Even the most Khrennikov-friendly scholar, though, might balk at the formulation attached to an upcoming Khrennikov centenary concert in St. Petersburg, to which David Shengold drew my attention: "Fate granted Tikhon Nikolaevich Khrennikov a long and productive life. Destiny decreed that for half a century Khrennikov stood at the helm of a composers’ organization – from 1948 as Secretary General and from 1957 as First Secretary of the Board of the Union of Composers of the USSR. During the worst years of ideological diktat he was forced to bend to the harsh dogmas of official normative aesthetics and the infringements of officials on his professional honour and the merits of musicians. The main proof of his gift as a composer, however, and the measure of him as a man remains his music." The last phrase is inarguable. Khrennikov's music, adroitly constructed but lacking in character, sums him up fairly well.
The conductor of the Khrennikov Memorial Concert will be Valery Gergiev, recently named a Hero of Labor.
June 04, 2013 | Permalink
Longtime readers will have seen this photo a number of times. I took it while driving the Trona-Wildrose Road, in Panamint Valley, CA, in 1999. In an interview for the wonderful blog Gilded Birds — which canvasses "contemporary ideals of beauty" from a range of artists, musicians, and writers — I try to explain why this snapshot obsesses me. Forgive the gratuitous Wagner and Schopenhauer references: I am in that place.
June 03, 2013 | Permalink
June 02, 2013 | Permalink
In the past decade or two, we've seen a significant wave of pop-based musicians who've taken a deep interest in twentieth-century classical composition.
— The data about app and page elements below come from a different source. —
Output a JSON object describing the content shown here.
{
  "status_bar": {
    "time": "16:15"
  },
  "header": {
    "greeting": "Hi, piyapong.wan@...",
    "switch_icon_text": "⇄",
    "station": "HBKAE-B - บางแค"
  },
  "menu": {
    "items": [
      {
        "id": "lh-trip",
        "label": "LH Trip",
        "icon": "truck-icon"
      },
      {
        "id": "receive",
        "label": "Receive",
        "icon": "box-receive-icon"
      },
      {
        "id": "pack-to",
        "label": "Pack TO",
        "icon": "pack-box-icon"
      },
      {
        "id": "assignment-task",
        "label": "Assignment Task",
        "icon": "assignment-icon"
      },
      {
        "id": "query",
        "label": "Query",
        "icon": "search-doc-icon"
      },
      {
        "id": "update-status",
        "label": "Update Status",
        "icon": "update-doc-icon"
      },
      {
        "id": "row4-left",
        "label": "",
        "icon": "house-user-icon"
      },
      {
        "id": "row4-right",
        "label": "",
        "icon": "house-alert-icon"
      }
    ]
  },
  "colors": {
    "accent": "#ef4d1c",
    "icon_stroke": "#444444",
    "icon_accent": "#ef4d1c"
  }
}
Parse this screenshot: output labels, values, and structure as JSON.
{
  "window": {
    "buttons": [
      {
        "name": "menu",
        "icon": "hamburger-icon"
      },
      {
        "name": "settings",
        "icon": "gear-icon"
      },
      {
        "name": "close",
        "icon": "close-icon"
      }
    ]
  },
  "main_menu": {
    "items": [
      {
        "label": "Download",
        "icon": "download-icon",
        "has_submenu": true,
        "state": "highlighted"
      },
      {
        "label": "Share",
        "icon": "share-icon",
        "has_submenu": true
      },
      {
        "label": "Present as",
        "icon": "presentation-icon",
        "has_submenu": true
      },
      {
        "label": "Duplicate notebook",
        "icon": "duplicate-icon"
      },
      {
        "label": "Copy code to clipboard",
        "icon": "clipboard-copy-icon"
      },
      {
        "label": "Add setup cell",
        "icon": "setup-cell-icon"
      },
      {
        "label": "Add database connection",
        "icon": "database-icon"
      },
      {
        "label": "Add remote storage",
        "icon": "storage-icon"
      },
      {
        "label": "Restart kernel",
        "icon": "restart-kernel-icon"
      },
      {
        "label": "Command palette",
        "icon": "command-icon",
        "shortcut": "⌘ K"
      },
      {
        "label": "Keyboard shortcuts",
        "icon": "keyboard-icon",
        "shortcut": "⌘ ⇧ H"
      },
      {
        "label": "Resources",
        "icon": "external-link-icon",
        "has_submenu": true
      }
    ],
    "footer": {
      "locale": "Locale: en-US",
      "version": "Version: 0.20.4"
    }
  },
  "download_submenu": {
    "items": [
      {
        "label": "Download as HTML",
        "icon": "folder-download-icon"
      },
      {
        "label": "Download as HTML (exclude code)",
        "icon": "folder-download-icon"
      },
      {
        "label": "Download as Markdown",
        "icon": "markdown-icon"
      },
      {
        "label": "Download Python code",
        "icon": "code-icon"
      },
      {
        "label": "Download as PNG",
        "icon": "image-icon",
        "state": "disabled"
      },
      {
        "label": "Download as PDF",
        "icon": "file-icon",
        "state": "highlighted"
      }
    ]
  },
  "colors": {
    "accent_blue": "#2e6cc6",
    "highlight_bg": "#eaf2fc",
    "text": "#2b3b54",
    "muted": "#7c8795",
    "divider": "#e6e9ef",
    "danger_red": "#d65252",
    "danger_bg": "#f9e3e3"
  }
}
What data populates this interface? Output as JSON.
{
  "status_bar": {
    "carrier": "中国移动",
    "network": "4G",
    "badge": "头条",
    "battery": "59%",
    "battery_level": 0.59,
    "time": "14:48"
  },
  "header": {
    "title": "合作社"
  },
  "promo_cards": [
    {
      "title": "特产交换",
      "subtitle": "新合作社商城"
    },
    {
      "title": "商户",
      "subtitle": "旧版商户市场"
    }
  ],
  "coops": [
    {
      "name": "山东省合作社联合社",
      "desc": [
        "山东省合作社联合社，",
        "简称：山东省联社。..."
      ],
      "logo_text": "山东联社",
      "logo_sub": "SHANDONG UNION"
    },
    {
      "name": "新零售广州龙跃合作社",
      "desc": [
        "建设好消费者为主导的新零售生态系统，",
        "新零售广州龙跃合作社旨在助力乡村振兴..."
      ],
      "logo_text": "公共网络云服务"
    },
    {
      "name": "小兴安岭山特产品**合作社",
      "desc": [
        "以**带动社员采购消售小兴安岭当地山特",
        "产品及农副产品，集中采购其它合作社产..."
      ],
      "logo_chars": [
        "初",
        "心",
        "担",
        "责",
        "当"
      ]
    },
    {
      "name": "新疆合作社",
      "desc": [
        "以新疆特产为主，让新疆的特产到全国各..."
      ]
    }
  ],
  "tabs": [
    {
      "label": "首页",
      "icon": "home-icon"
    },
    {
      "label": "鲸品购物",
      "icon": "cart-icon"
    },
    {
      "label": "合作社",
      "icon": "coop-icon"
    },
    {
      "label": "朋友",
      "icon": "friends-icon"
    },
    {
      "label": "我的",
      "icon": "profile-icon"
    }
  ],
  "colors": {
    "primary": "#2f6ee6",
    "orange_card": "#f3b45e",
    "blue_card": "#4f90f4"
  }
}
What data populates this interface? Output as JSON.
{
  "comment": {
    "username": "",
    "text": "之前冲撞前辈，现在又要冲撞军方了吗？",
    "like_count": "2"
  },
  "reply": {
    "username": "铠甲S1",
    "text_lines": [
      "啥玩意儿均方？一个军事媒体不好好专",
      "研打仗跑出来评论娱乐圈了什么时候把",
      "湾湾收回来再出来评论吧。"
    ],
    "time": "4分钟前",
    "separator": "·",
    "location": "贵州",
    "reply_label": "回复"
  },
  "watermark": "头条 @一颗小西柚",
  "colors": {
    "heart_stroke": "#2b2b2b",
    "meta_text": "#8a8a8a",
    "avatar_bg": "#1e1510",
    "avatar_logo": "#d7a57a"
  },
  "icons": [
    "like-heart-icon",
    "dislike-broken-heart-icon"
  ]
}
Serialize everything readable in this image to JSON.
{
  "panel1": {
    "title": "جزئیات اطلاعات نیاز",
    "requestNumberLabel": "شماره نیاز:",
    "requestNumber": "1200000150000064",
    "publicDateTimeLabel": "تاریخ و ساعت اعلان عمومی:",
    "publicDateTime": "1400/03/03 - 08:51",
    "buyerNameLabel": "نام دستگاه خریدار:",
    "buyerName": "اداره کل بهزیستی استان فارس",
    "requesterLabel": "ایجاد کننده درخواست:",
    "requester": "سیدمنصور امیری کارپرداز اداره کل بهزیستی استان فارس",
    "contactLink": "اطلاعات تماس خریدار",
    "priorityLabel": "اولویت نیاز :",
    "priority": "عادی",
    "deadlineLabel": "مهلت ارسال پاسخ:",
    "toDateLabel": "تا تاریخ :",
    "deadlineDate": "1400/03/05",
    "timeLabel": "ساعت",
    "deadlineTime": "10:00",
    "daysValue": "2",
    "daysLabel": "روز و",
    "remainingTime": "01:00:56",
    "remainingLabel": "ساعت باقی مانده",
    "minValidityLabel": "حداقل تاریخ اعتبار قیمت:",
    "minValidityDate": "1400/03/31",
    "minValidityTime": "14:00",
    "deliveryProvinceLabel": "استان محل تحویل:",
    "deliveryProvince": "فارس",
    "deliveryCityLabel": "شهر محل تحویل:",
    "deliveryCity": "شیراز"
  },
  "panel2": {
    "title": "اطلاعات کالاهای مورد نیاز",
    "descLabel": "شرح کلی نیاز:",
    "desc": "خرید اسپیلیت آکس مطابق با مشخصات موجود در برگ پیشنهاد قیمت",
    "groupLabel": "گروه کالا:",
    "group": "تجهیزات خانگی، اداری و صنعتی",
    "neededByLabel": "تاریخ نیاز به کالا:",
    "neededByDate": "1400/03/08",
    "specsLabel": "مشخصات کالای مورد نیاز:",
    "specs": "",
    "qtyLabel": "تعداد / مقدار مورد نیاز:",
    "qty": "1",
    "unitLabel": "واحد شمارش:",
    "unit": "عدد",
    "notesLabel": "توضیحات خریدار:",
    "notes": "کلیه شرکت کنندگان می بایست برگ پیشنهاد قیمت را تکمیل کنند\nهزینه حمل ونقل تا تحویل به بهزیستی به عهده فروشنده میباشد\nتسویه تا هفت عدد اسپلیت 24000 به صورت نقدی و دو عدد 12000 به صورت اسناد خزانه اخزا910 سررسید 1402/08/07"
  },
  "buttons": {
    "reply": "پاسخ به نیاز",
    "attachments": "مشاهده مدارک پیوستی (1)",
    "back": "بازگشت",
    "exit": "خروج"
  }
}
Radiohead, Björk, and Joanna Newsom come immediately to mind. Here are two younger examples, who otherwise don't have much in common: Holly Herndon, a fast-rising electronic artist who studied at Mills College and names Galina Ustvolskaya and Maryanne Amacher as major influences: and Dywane Thomas, Jr., aka MonoNeon, a Memphis-born bass-guitarist and composer who draws on the microtonal tradition. (See also "Memphis Jookin with Microtones" and "Julián Carrillo in a Memphis Juke Joint.") I like a sentence in the MonoNeon Art Manifesto: "Have the southern soul/blues and funk at the bottom and the experimental/avant-garde at the top." And they say all the possibilities are exhausted....
This concludes Anti-Anniversary Week; for prior installments, read down.
June 02, 2013 | Permalink